Diseases with all cattle can vary from state to state in Australia but all cattle should be vaccinated from 6 weeks old and again 4 weeks later - then yearly with a 7 in 1 vaccine. Ultravac 7 in 1 vaccine is used for the prevention of pulpy kidney disease, tetanus, black disease, malignant oedema (blackleg-like disease), blackleg and leptospirosis. The vaccine protects the animal from productivity losses associated with leptospirosis, and prevents the animal from contaminating the environment and placing un-vaccinated cattle and people at risk.
Highlands are a hardy breed but they too can suffer from worms and lice and these will need to be addressed to maintain healthy Highlanders. The methods for treatment vary, back lines are available and it is a simple case of running the animals through the yards and pouring a drench along the spine of the beast. There are a good variety of drenches available - it really depends on your needs. Some now include the first two stages of liver fluke and are also rain fast. Highlands can be prone to lice compared to commercial breeds because of the thick hair - the lice can hide from the sunlight, so keep an eye on them in the winter months.
Pestivirus is now a growing concern in Australia and moving throughout the states. Pestivirus (also known as BVDV - bovine viral diarrhoea virus) causes abortion, ill thrift in young animals, diarrhoea and respiratory disease. There is a vaccine for this disease and yearly vaccination is recommended. It is transmitted from cow to cow by contact and even though you may not have it in your herd - your neighbour might and it can be passed on when animals gather on the fence line.
BEWARE OF JOHNE'S DISEASE
A serious concern for all cattle breeds - a fatal gastrointestinal disease. Symptoms of disease may not show up for many months to years later. This infection is contagious, which means it can spread from one animal to another. Ennerdale Highland Cattle live in a Johne's protected zone. We rarely introduce new animals to the herd and if we do they are blood tested and quarantined before mixing with our herd to ensure we retain our elite herd health status.
Before purchasing animals we suggest checking with the local authorities to the Johne's status of the area you are buying from. Ask questions Have the cattle been moved in their lifetime? If possible find out about neighbouring cattle movements and status. Cattle owners living in a Johne's area can join a programme and have their herd tested.

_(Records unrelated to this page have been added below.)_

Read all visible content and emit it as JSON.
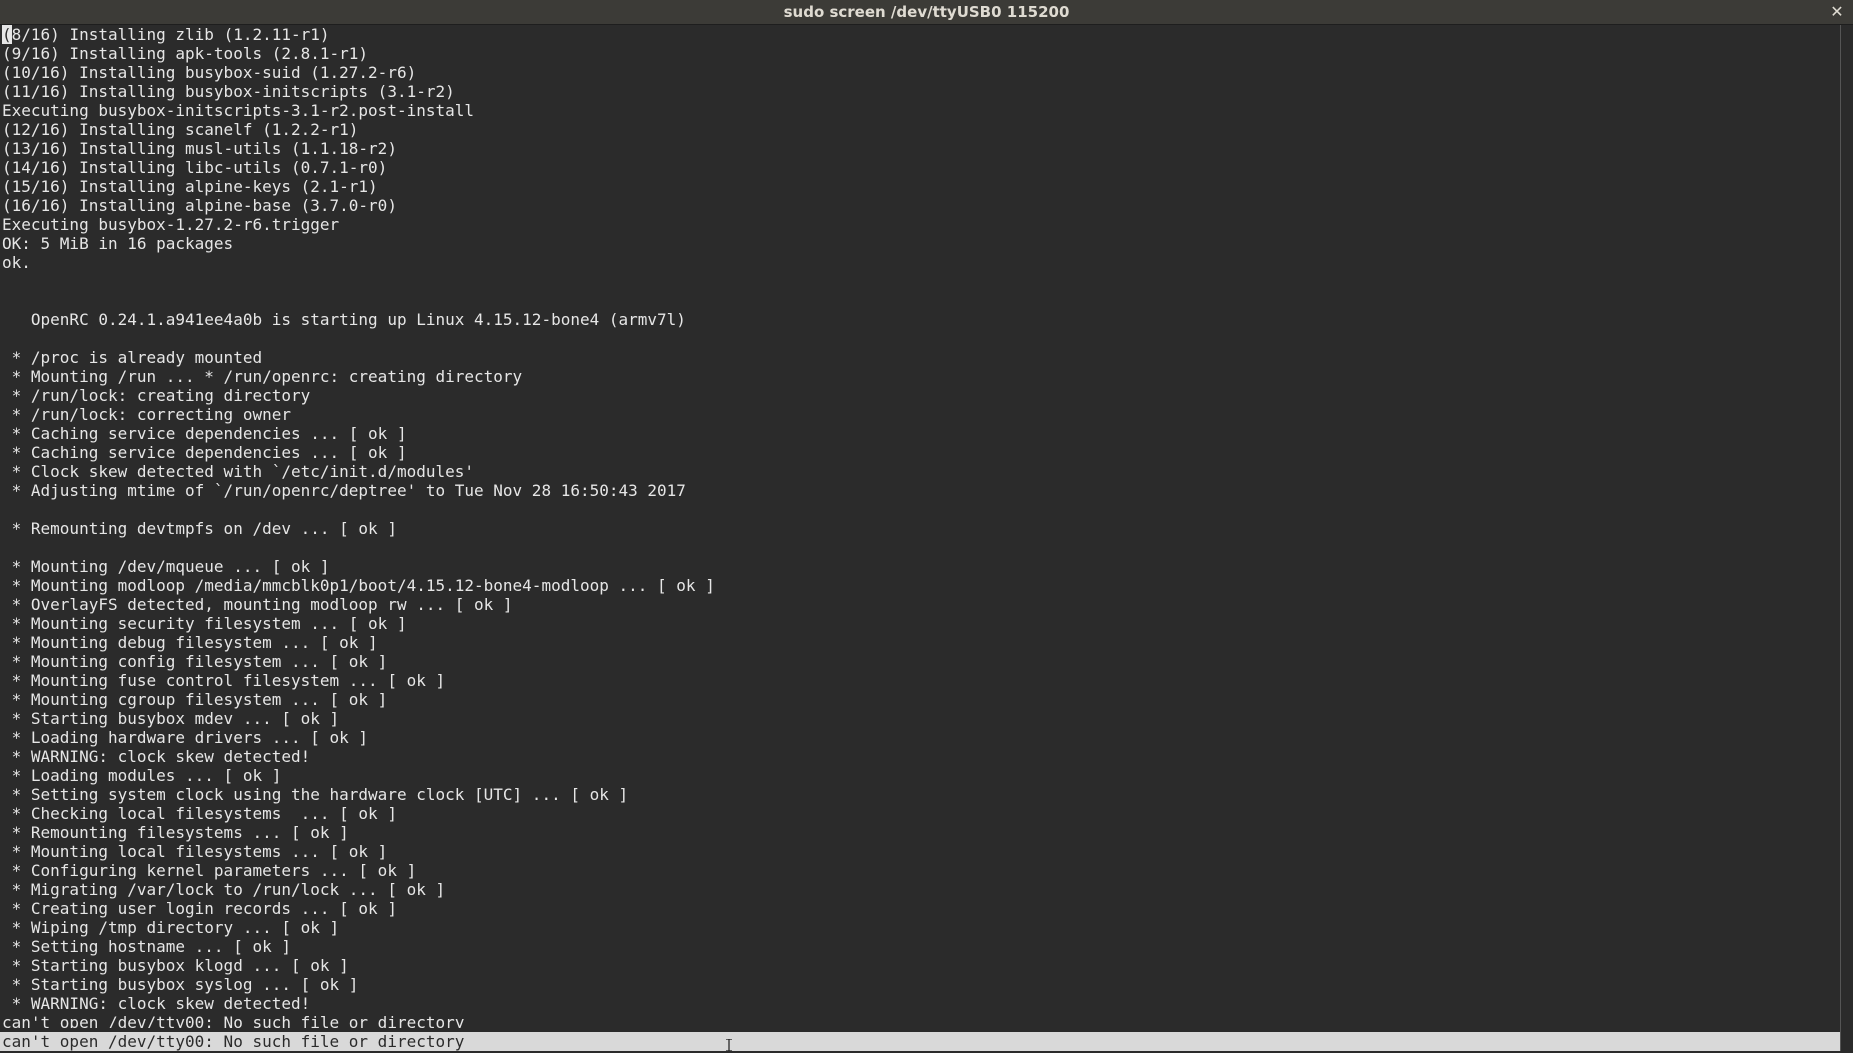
{
  "window": {
    "title": "sudo screen /dev/ttyUSB0 115200",
    "close_label": "✕"
  },
  "terminal": {
    "cursor_char": "(",
    "first_line_rest": "8/16) Installing zlib (1.2.11-r1)",
    "lines": [
      "(9/16) Installing apk-tools (2.8.1-r1)",
      "(10/16) Installing busybox-suid (1.27.2-r6)",
      "(11/16) Installing busybox-initscripts (3.1-r2)",
      "Executing busybox-initscripts-3.1-r2.post-install",
      "(12/16) Installing scanelf (1.2.2-r1)",
      "(13/16) Installing musl-utils (1.1.18-r2)",
      "(14/16) Installing libc-utils (0.7.1-r0)",
      "(15/16) Installing alpine-keys (2.1-r1)",
      "(16/16) Installing alpine-base (3.7.0-r0)",
      "Executing busybox-1.27.2-r6.trigger",
      "OK: 5 MiB in 16 packages",
      "ok.",
      "",
      "",
      "   OpenRC 0.24.1.a941ee4a0b is starting up Linux 4.15.12-bone4 (armv7l)",
      "",
      " * /proc is already mounted",
      " * Mounting /run ... * /run/openrc: creating directory",
      " * /run/lock: creating directory",
      " * /run/lock: correcting owner",
      " * Caching service dependencies ... [ ok ]",
      " * Caching service dependencies ... [ ok ]",
      " * Clock skew detected with `/etc/init.d/modules'",
      " * Adjusting mtime of `/run/openrc/deptree' to Tue Nov 28 16:50:43 2017",
      "",
      " * Remounting devtmpfs on /dev ... [ ok ]",
      "",
      " * Mounting /dev/mqueue ... [ ok ]",
      " * Mounting modloop /media/mmcblk0p1/boot/4.15.12-bone4-modloop ... [ ok ]",
      " * OverlayFS detected, mounting modloop rw ... [ ok ]",
      " * Mounting security filesystem ... [ ok ]",
      " * Mounting debug filesystem ... [ ok ]",
      " * Mounting config filesystem ... [ ok ]",
      " * Mounting fuse control filesystem ... [ ok ]",
      " * Mounting cgroup filesystem ... [ ok ]",
      " * Starting busybox mdev ... [ ok ]",
      " * Loading hardware drivers ... [ ok ]",
      " * WARNING: clock skew detected!",
      " * Loading modules ... [ ok ]",
      " * Setting system clock using the hardware clock [UTC] ... [ ok ]",
      " * Checking local filesystems  ... [ ok ]",
      " * Remounting filesystems ... [ ok ]",
      " * Mounting local filesystems ... [ ok ]",
      " * Configuring kernel parameters ... [ ok ]",
      " * Migrating /var/lock to /run/lock ... [ ok ]",
      " * Creating user login records ... [ ok ]",
      " * Wiping /tmp directory ... [ ok ]",
      " * Setting hostname ... [ ok ]",
      " * Starting busybox klogd ... [ ok ]",
      " * Starting busybox syslog ... [ ok ]",
      " * WARNING: clock skew detected!",
      "can't open /dev/tty00: No such file or directory"
    ]
  },
  "statusbar": {
    "message": "can't open /dev/tty00: No such file or directory"
  }
}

Johne's is a serious problem - Be aware - Minimise the risk of infection.
Cattle hooves grow approx. 3/16 of an inch per month and completely regenerate in about 14 months. Highlands are known for longevity compared to other cattle breeds, therefore, attention must be taken with hoof care in older cattle. Many Highland Cattle in Australia present with poor conformation of feet and pasterns. These cattle should be avoided as the problem may last for generations and effect the mobility, longevity and consequently the production of affected cattle over time. The longevity of the highlander means the hooves ( even good hooves ) will get longer with age. If you live on soft ground you may be required to trim the hooves of older cattle every few years. Hoof trimming helps keep the older cows comfortable and producing. If your lucky enough to have some rocky patches in the paddocks - you will find the cattle hooves will break off naturally.
Enjoy your healthy Highland Cattle Fold